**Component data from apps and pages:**

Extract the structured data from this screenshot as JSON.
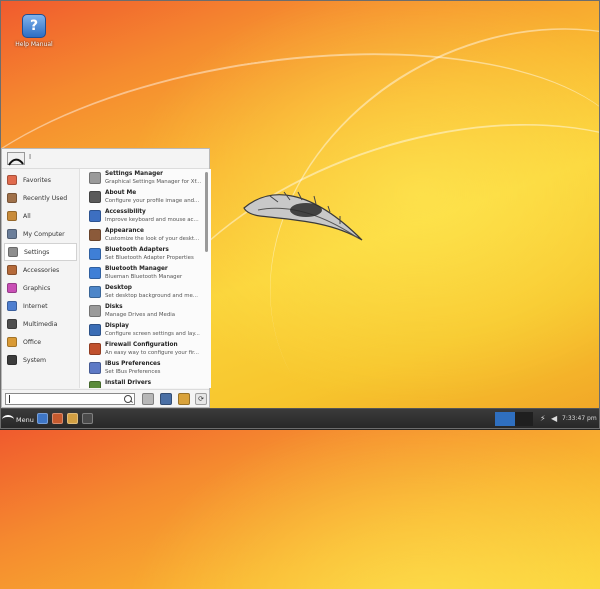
{
  "desktop": {
    "icons": [
      {
        "label": "Help Manual",
        "glyph": "?",
        "icon": "help-icon"
      }
    ]
  },
  "menu": {
    "user": {
      "name": "I"
    },
    "categories": [
      {
        "label": "Favorites",
        "icon": "favorites-icon",
        "color": "#e06b4e"
      },
      {
        "label": "Recently Used",
        "icon": "recent-icon",
        "color": "#a0714a"
      },
      {
        "label": "All",
        "icon": "all-apps-icon",
        "color": "#c88b3a"
      },
      {
        "label": "My Computer",
        "icon": "computer-icon",
        "color": "#6b7e9a"
      },
      {
        "label": "Settings",
        "icon": "settings-icon",
        "color": "#8e8e8e",
        "active": true
      },
      {
        "label": "Accessories",
        "icon": "accessories-icon",
        "color": "#b56a3a"
      },
      {
        "label": "Graphics",
        "icon": "graphics-icon",
        "color": "#c94fb6"
      },
      {
        "label": "Internet",
        "icon": "internet-icon",
        "color": "#4f7fd0"
      },
      {
        "label": "Multimedia",
        "icon": "multimedia-icon",
        "color": "#4e4e4e"
      },
      {
        "label": "Office",
        "icon": "office-icon",
        "color": "#d99a35"
      },
      {
        "label": "System",
        "icon": "system-icon",
        "color": "#3c3c3c"
      }
    ],
    "apps": [
      {
        "title": "Settings Manager",
        "desc": "Graphical Settings Manager for Xf...",
        "icon": "settings-manager-icon",
        "color": "#9a9a9a"
      },
      {
        "title": "About Me",
        "desc": "Configure your profile image and...",
        "icon": "about-me-icon",
        "color": "#5a5a5a"
      },
      {
        "title": "Accessibility",
        "desc": "Improve keyboard and mouse ac...",
        "icon": "accessibility-icon",
        "color": "#3d6fc1"
      },
      {
        "title": "Appearance",
        "desc": "Customize the look of your deskt...",
        "icon": "appearance-icon",
        "color": "#8b5a3a"
      },
      {
        "title": "Bluetooth Adapters",
        "desc": "Set Bluetooth Adapter Properties",
        "icon": "bluetooth-adapter-icon",
        "color": "#3f7fd6"
      },
      {
        "title": "Bluetooth Manager",
        "desc": "Blueman Bluetooth Manager",
        "icon": "bluetooth-manager-icon",
        "color": "#3f7fd6"
      },
      {
        "title": "Desktop",
        "desc": "Set desktop background and me...",
        "icon": "desktop-settings-icon",
        "color": "#4d86c9"
      },
      {
        "title": "Disks",
        "desc": "Manage Drives and Media",
        "icon": "disks-icon",
        "color": "#9a9a9a"
      },
      {
        "title": "Display",
        "desc": "Configure screen settings and lay...",
        "icon": "display-icon",
        "color": "#3b6db5"
      },
      {
        "title": "Firewall Configuration",
        "desc": "An easy way to configure your fir...",
        "icon": "firewall-icon",
        "color": "#c0502d"
      },
      {
        "title": "IBus Preferences",
        "desc": "Set IBus Preferences",
        "icon": "ibus-icon",
        "color": "#5d79c5"
      },
      {
        "title": "Install Drivers",
        "desc": "",
        "icon": "install-drivers-icon",
        "color": "#5a8a3a"
      }
    ],
    "search": {
      "placeholder": "",
      "value": ""
    },
    "system_buttons": [
      {
        "icon": "applications-icon",
        "color": "#b7b7b7"
      },
      {
        "icon": "monitor-icon",
        "color": "#4a6fa5"
      },
      {
        "icon": "lock-icon",
        "color": "#d9a23a"
      },
      {
        "icon": "logout-icon",
        "color": "#e6e6e6",
        "glyph": "⟳"
      }
    ]
  },
  "taskbar": {
    "menu_label": "Menu",
    "launchers": [
      {
        "icon": "terminal-launcher-icon",
        "color": "#3e76c6"
      },
      {
        "icon": "web-browser-icon",
        "color": "#c65a2e"
      },
      {
        "icon": "file-manager-icon",
        "color": "#d3a043"
      },
      {
        "icon": "console-icon",
        "color": "#4a4a4a"
      }
    ],
    "workspaces": [
      {
        "label": "",
        "active": true,
        "color": "#2f6fbf"
      },
      {
        "label": "",
        "active": false,
        "color": "#1f1f1f"
      }
    ],
    "tray": [
      {
        "icon": "network-icon",
        "glyph": "⚡"
      },
      {
        "icon": "volume-icon",
        "glyph": "◀"
      }
    ],
    "clock": "7:33:47 pm"
  }
}
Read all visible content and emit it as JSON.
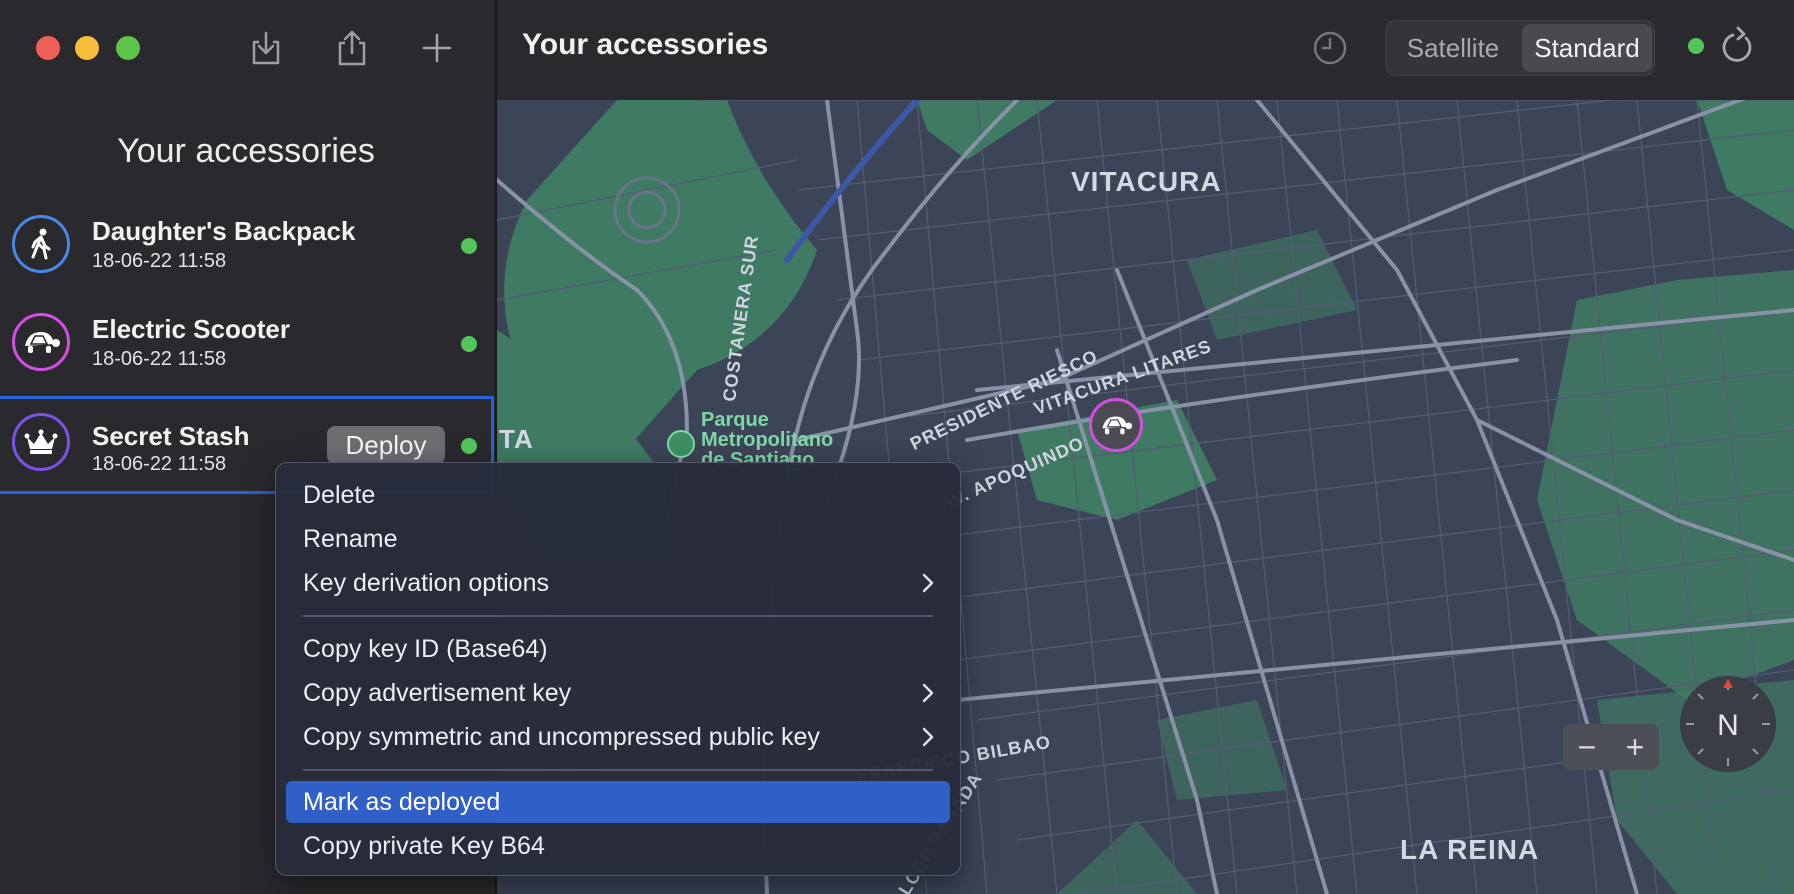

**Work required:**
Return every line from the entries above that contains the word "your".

**Written response:**
        "desc": "Configure your profile image and...",
        "desc": "Customize the look of your deskt...",
        "desc": "An easy way to configure your fir...",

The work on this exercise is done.